This piece is co-written by Tony Cañas, Client Advisor, and Sandy Zupancic, Vice President.
Insurers are facing a challenging recruiting climate, driven by mass Baby Boomer retirements, a low unemployment rate and continued job growth. There are currently about 250,000 open roles in finance and insurance alone, and not enough qualified individuals to fill them. Insurers that have been operating with lean workforces or tackling unforeseen workloads will likely feel the impact of this candidate-driven market at some point: overworked employees, lack of time for long-term projects and inadequate resources to modernize antiquated systems, to name a few.
Gig workers are becoming a standard component of many organizations’ comprehensive talent plans. According to The Jacobson Group and Aon plc’s most recent U.S. Insurance Labor Market Study, 13 percent of insurers plan to increase their use of temporary staff in the next 12 months. Temporary talent is a cost-effective, proven solution that enables many organizations to successfully manage workload influxes.
Whether your company is filling the gaps between full-time hires, tackling special projects or working to manage seasonal workloads, temporary employees may provide the right solution to achieve your goals. Often, the first step in incorporating contract or freelance workers into your talent strategy is aligning department heads or other key stakeholders.
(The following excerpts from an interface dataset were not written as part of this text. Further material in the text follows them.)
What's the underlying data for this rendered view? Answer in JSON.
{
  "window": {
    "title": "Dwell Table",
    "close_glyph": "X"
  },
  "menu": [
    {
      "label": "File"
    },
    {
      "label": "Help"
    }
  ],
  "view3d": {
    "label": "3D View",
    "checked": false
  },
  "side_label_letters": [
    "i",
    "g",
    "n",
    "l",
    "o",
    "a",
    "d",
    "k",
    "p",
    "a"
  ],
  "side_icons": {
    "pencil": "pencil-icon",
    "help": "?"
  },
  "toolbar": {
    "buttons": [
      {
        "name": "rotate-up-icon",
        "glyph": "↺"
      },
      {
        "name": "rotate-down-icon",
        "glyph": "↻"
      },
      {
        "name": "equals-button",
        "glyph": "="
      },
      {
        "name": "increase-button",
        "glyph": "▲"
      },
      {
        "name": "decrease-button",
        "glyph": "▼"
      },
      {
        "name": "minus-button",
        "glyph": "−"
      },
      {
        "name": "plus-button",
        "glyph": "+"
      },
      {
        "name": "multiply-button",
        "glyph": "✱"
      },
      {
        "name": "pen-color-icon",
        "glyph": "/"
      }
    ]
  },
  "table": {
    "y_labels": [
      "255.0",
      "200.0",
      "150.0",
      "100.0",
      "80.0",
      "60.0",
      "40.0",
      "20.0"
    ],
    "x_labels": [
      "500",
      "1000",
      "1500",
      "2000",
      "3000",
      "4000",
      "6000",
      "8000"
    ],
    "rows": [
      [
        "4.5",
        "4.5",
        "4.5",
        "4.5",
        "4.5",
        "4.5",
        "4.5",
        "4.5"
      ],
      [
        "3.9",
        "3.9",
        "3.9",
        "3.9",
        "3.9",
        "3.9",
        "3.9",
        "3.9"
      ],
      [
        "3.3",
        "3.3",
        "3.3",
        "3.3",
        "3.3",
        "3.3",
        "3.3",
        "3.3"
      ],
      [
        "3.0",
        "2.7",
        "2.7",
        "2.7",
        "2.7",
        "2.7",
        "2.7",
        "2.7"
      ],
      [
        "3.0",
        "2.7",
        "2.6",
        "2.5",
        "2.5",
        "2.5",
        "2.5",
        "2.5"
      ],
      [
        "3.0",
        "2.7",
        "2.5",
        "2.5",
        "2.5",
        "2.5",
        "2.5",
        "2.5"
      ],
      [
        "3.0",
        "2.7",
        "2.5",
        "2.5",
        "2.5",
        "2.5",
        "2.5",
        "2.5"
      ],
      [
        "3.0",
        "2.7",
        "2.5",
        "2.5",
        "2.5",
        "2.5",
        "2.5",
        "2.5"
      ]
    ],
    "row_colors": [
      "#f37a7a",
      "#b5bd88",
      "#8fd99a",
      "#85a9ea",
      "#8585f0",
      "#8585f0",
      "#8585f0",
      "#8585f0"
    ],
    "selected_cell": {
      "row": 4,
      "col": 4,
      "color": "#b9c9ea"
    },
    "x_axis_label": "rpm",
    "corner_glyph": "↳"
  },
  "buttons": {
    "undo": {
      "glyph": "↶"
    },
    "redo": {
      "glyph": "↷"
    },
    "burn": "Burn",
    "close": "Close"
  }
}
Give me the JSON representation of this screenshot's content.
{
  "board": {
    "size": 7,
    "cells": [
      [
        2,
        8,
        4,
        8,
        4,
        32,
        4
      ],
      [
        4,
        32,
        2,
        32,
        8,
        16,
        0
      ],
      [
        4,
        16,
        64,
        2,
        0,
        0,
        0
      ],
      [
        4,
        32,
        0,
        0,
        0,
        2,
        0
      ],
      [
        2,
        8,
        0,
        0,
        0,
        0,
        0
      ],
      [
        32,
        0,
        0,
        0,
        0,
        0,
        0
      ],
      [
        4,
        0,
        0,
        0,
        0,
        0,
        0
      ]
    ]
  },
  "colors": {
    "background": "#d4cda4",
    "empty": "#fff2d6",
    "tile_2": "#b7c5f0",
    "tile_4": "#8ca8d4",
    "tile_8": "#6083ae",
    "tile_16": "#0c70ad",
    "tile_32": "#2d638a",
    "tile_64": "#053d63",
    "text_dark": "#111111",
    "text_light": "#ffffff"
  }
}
If your team is ready for temporary talent, here are a few ways to gain internal support.
Shift the mindset.
Focus on the value and benefits of interim staff.
It’s possible you may have to overcome a few common misconceptions to achieve internal buy-in, especially if your company has never used temporary talent. Some may think these employees will be less qualified than permanent employees or not suitable for client-facing tasks due to a lack of immersion in the company culture. However, most gig workers are skilled in their fields and many are working as contractors by choice. Additionally, qualified staffing firms have processes in place to accurately evaluate character and insurance expertise, ensuring they deliver the right interim professionals for your specific need.
If your company is hesitant about using temporary talent, suggest beginning on a small scale. This provides a low-risk opportunity to build a relationship with a staffing firm and become familiar with the process and benefits. By starting out on a trial basis or to support a small or short-term project, you’ll be able to demonstrate the value and flexibility of a blended workforce.
Build the business case.
Focus on the cost of vacancy.
No matter how amazing your company, at least some employee turnover is inevitable. Research shows the average time to fill a position in the financial services sector is 45.6 days. Harvard shares that an employee’s value to a company is typically three times that individual’s salary. Based on this information and 230 productive days in a calendar year, the cost of vacancy for a $50,000-a-year role would be nearly $30,000. Interim employees provide a cost-effective way to maintain service levels and productivity to bridge these employment gaps.
Avoid staff burnout during peak workloads.
During times of increased workloads, such an open enrollment, a large new client, systems migrations or natural catastrophes, insurers risk overextending or burning out staff. While some of these needs are sudden, others are seasonal and their timing is somewhat predictable. By building relationships with staffing firms before needs arise, insurers can bring in additional resources while keeping full-time employees engaged and productive.
Access talent from across the country.
Regardless of an organization’s geographic location, staffing firms often have connections to talent across the country. Depending on the need and skill levels, these individuals are typically able to work remotely or willing to travel to your location for the project’s duration. Agencies with national footprints can provide access to professionals who are skilled in the specific functions your organization requires and can often put you in touch with this talent almost instantly.
Be proactive in overcoming potential hurdles.
Have an onboarding plan.
As with any type of employment, providing temporary employees with the tools and resources to complete their tasks is an important component of their effectiveness. Create an onboarding plan for their first week on the job. This includes setting clear expectations about the role, as well as establishing open lines of communication. By treating them as an extension of your team, you’ll help immerse these employees in the company culture and best set them up for success.
Make the contract process as smooth as possible.
A common challenge when starting out with a staffing agency is the time and number of individuals involved with a contract or master service agreement. Start building relationships with staffing firms before an urgent need arises. While contracts often have a reputation for being drawn-out and tedious, a conference call to align all parties beforehand can lessen some of the back and forth and streamline the process.
If your department is still on the fence about the need for temporary talent, consider the following questions:
- Is your staff currently at or overcapacity?
- What plans are in place to keep staff productive and engaged if unforeseen projects arise?
- Does your organization currently have expected peak workload seasons? How are you ensuring optimal productivity and customer satisfaction?
- Are there any initiatives that won’t be completed this year due to lack of time or talent?
By overcoming any hesitations within your department or company, sharing the business case and championing your temporary employees’ success, you’ll be best positioned to gain buy-in and move your conversations into action.